In this interview, Berner discusses what the federal Coronavirus Aid, Relief and Economic Security (CARES) Act, signed into law on March 27, does and doesn’t do for K-12 education. The Institute research team has summarized the CARES Act for leaders from all different school types, including district, charter, and private.
Q: The CARES Act is a massive relief package that includes checks to households, funding for certain industries, and small business loans. What does it do for K-12 education?
A: The act provides states with two separate funding streams for K-12 education: one to the governors’ offices, the other to a state’s education agency (SEA). These funds are calculated differently and may serve different needs in a state. The governors’ funds are smaller and more flexible; they can be used to support educational services more broadly, including colleges and universities, charter schools, and private schools. The SEA’s funds, by contrast, must be allocated to districts, for any of 12 different purposes set out in the act.
There is some nuance here. In some states, charter schools are considered their own type of district and would thus receive commensurate funding, and in all states, districts must share funds with private schools that serve low-income students (the Title I program).

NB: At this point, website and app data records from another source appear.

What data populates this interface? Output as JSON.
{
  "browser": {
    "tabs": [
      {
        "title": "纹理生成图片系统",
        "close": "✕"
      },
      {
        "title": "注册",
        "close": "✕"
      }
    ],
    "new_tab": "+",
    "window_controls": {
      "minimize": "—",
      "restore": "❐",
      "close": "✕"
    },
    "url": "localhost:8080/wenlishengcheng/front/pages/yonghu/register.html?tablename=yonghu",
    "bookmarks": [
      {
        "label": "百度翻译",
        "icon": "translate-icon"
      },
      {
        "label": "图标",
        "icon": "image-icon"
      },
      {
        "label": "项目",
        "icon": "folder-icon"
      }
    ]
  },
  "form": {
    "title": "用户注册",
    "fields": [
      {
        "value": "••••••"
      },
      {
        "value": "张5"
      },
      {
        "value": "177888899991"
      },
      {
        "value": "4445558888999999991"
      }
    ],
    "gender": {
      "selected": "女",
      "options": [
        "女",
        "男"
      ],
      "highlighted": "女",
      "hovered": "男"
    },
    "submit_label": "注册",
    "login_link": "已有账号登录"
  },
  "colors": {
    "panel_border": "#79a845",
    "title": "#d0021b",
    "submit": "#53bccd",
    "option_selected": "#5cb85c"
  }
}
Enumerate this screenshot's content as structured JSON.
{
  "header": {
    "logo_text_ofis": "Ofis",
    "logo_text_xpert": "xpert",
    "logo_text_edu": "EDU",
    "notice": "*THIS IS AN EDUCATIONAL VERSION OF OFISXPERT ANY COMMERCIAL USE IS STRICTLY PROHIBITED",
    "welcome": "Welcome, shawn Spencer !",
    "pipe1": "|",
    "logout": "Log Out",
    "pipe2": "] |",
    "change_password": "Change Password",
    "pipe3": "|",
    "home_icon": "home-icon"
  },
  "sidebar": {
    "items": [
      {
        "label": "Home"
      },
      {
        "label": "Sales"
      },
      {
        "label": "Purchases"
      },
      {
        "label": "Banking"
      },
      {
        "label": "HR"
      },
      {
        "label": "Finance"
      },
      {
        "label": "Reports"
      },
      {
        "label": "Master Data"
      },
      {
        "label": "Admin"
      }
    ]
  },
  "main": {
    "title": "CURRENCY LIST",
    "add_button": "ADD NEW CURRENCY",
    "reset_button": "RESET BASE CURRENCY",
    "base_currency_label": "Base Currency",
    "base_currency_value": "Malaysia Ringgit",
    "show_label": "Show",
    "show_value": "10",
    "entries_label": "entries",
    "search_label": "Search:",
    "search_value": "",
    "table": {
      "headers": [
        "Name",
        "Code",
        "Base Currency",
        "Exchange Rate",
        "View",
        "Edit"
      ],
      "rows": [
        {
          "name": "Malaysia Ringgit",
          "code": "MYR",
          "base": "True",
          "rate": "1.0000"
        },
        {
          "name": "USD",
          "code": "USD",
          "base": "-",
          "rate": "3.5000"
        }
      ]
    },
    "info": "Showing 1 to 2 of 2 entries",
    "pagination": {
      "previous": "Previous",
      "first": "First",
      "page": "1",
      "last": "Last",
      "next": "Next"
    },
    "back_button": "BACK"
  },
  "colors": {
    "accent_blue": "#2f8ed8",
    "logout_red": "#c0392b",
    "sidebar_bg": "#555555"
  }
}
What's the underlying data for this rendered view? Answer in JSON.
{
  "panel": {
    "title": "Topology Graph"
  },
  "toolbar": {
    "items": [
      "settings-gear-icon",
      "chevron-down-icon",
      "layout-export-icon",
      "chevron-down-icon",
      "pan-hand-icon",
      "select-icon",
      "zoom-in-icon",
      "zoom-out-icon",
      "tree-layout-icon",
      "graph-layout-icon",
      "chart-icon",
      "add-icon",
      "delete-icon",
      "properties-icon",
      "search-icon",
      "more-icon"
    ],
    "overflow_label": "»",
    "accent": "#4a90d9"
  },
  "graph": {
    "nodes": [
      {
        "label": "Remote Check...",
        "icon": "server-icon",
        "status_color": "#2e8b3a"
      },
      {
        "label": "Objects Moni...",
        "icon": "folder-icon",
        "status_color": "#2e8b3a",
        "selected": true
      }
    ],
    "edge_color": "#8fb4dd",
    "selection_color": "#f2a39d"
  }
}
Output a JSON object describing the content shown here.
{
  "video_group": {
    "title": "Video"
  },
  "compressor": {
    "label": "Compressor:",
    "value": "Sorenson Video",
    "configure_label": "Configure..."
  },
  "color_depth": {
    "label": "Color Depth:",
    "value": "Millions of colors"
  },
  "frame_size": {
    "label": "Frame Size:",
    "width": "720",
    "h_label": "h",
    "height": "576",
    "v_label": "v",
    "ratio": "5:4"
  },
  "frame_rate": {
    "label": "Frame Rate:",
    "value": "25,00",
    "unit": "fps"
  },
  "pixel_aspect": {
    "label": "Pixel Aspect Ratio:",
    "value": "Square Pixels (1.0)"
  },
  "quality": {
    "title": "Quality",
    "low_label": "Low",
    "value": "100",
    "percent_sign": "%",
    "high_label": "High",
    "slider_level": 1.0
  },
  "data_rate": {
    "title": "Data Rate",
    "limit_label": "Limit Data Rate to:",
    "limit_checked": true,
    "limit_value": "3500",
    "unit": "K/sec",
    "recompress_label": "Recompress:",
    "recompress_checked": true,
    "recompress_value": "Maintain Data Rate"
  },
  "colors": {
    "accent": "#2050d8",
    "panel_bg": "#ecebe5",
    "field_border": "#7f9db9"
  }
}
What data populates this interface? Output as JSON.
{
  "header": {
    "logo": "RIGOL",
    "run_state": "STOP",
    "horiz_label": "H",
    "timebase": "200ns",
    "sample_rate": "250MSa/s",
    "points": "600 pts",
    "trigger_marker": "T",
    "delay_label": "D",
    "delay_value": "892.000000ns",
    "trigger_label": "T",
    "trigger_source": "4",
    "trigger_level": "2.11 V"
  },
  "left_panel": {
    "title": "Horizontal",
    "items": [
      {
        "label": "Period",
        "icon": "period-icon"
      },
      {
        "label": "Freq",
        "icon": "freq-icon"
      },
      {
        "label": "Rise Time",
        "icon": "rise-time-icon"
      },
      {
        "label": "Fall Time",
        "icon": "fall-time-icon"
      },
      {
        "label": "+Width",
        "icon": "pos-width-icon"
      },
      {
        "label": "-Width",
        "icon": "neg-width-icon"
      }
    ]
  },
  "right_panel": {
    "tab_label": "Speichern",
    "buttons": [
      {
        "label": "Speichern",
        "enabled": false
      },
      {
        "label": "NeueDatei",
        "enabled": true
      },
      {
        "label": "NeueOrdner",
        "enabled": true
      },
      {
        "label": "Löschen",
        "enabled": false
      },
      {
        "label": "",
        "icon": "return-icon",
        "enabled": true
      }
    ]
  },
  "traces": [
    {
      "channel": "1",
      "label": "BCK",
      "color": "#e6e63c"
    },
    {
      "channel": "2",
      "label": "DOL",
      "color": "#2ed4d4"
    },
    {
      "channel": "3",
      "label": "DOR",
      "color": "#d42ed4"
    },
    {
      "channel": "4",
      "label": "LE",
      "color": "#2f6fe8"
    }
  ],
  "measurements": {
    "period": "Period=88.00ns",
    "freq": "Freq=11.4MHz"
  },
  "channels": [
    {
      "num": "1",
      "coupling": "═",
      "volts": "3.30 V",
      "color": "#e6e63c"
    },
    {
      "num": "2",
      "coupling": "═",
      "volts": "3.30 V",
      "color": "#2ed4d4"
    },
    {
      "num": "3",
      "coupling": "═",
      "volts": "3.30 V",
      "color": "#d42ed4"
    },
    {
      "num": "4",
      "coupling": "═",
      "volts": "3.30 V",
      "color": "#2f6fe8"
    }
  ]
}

The act also provides a separate rural-development item that supports distance learning and a paycheck protection program for nonprofits that could certainly help non-public schools pay their teachers and staff in the short term.
Q: What doesn’t the act do, that perhaps could have been done, for K-12?
A: It doesn’t include E-Rate funding that would expand broadband internet and provide internet-connected devices for students. This is a huge problem for schools that serve low-income families, whose access to online learning is uneven. The technology gap will most certainly be addressed in future legislation. Philanthropies are stepping up their support in the meantime, and we’ve heard about really some creative ways to solve the problem. For instance, Great Minds, which is a provider of high-quality curriculum, will be broadcasting daily lessons on public television here in Baltimore. This is excellent news, as Baltimore City Public Schools uses Great Minds materials in English and Math, and faces enormous challenges with access to the Internet.
Q: What else are you seeing in the field during COVID-19?
A: Concerns around the provision of equitable services for special-needs students, many of whom require in-person support. And the “summer melt” phenomenon, in which students—particularly, vulnerable students—lose ground during the summer months, will be particularly acute this year. Policymakers and practitioners are trying to get ahead of those two issues, among all of the other logistical and pedagogical challenges they are dealing with on a daily basis.